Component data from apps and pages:
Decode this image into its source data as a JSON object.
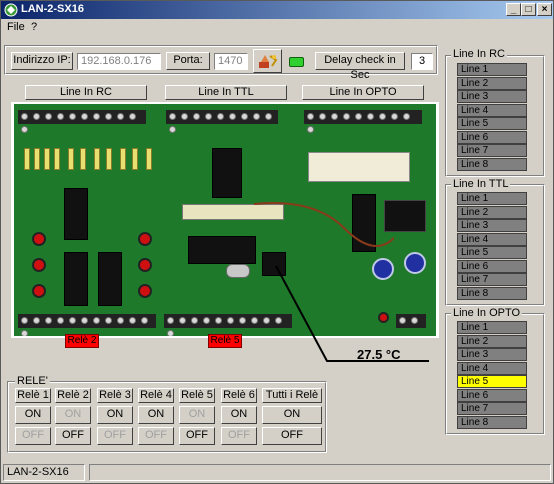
{
  "window": {
    "title": "LAN-2-SX16"
  },
  "menu": [
    "File",
    "?"
  ],
  "connection": {
    "ip_label": "Indirizzo IP:",
    "ip_value": "192.168.0.176",
    "port_label": "Porta:",
    "port_value": "1470",
    "delay_label": "Delay check in Sec",
    "delay_value": "3"
  },
  "section_tabs": [
    "Line In RC",
    "Line In TTL",
    "Line In OPTO"
  ],
  "board": {
    "relay_labels": [
      "Relè 2",
      "Relè 5"
    ],
    "temperature": "27.5 °C"
  },
  "panels": [
    {
      "title": "Line In RC",
      "lines": [
        "Line 1",
        "Line 2",
        "Line 3",
        "Line 4",
        "Line 5",
        "Line 6",
        "Line 7",
        "Line 8"
      ],
      "active": []
    },
    {
      "title": "Line In TTL",
      "lines": [
        "Line 1",
        "Line 2",
        "Line 3",
        "Line 4",
        "Line 5",
        "Line 6",
        "Line 7",
        "Line 8"
      ],
      "active": []
    },
    {
      "title": "Line In OPTO",
      "lines": [
        "Line 1",
        "Line 2",
        "Line 3",
        "Line 4",
        "Line 5",
        "Line 6",
        "Line 7",
        "Line 8"
      ],
      "active": [
        5
      ]
    }
  ],
  "relays": {
    "title": "RELE'",
    "columns": [
      {
        "label": "Relè 1",
        "on": "ON",
        "off": "OFF",
        "on_enabled": true,
        "off_enabled": false
      },
      {
        "label": "Relè 2",
        "on": "ON",
        "off": "OFF",
        "on_enabled": false,
        "off_enabled": true
      },
      {
        "label": "Relè 3",
        "on": "ON",
        "off": "OFF",
        "on_enabled": true,
        "off_enabled": false
      },
      {
        "label": "Relè 4",
        "on": "ON",
        "off": "OFF",
        "on_enabled": true,
        "off_enabled": false
      },
      {
        "label": "Relè 5",
        "on": "ON",
        "off": "OFF",
        "on_enabled": false,
        "off_enabled": true
      },
      {
        "label": "Relè 6",
        "on": "ON",
        "off": "OFF",
        "on_enabled": true,
        "off_enabled": false
      }
    ],
    "all": {
      "label": "Tutti i Relè",
      "on": "ON",
      "off": "OFF"
    }
  },
  "statusbar": {
    "text": "LAN-2-SX16"
  },
  "colors": {
    "active_line": "#ffff00",
    "inactive_line": "#808080",
    "relay_on_badge": "#ff0000",
    "board_green": "#1e7a2a"
  }
}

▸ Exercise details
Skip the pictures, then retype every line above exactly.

▸ Task solution
Decode this image into its source data as a JSON object.
{
  "window": {
    "title": "LAN-2-SX16"
  },
  "menu": [
    "File",
    "?"
  ],
  "connection": {
    "ip_label": "Indirizzo IP:",
    "ip_value": "192.168.0.176",
    "port_label": "Porta:",
    "port_value": "1470",
    "delay_label": "Delay check in Sec",
    "delay_value": "3"
  },
  "section_tabs": [
    "Line In RC",
    "Line In TTL",
    "Line In OPTO"
  ],
  "board": {
    "relay_labels": [
      "Relè 2",
      "Relè 5"
    ],
    "temperature": "27.5 °C"
  },
  "panels": [
    {
      "title": "Line In RC",
      "lines": [
        "Line 1",
        "Line 2",
        "Line 3",
        "Line 4",
        "Line 5",
        "Line 6",
        "Line 7",
        "Line 8"
      ],
      "active": []
    },
    {
      "title": "Line In TTL",
      "lines": [
        "Line 1",
        "Line 2",
        "Line 3",
        "Line 4",
        "Line 5",
        "Line 6",
        "Line 7",
        "Line 8"
      ],
      "active": []
    },
    {
      "title": "Line In OPTO",
      "lines": [
        "Line 1",
        "Line 2",
        "Line 3",
        "Line 4",
        "Line 5",
        "Line 6",
        "Line 7",
        "Line 8"
      ],
      "active": [
        5
      ]
    }
  ],
  "relays": {
    "title": "RELE'",
    "columns": [
      {
        "label": "Relè 1",
        "on": "ON",
        "off": "OFF",
        "on_enabled": true,
        "off_enabled": false
      },
      {
        "label": "Relè 2",
        "on": "ON",
        "off": "OFF",
        "on_enabled": false,
        "off_enabled": true
      },
      {
        "label": "Relè 3",
        "on": "ON",
        "off": "OFF",
        "on_enabled": true,
        "off_enabled": false
      },
      {
        "label": "Relè 4",
        "on": "ON",
        "off": "OFF",
        "on_enabled": true,
        "off_enabled": false
      },
      {
        "label": "Relè 5",
        "on": "ON",
        "off": "OFF",
        "on_enabled": false,
        "off_enabled": true
      },
      {
        "label": "Relè 6",
        "on": "ON",
        "off": "OFF",
        "on_enabled": true,
        "off_enabled": false
      }
    ],
    "all": {
      "label": "Tutti i Relè",
      "on": "ON",
      "off": "OFF"
    }
  },
  "statusbar": {
    "text": "LAN-2-SX16"
  },
  "colors": {
    "active_line": "#ffff00",
    "inactive_line": "#808080",
    "relay_on_badge": "#ff0000",
    "board_green": "#1e7a2a"
  }
}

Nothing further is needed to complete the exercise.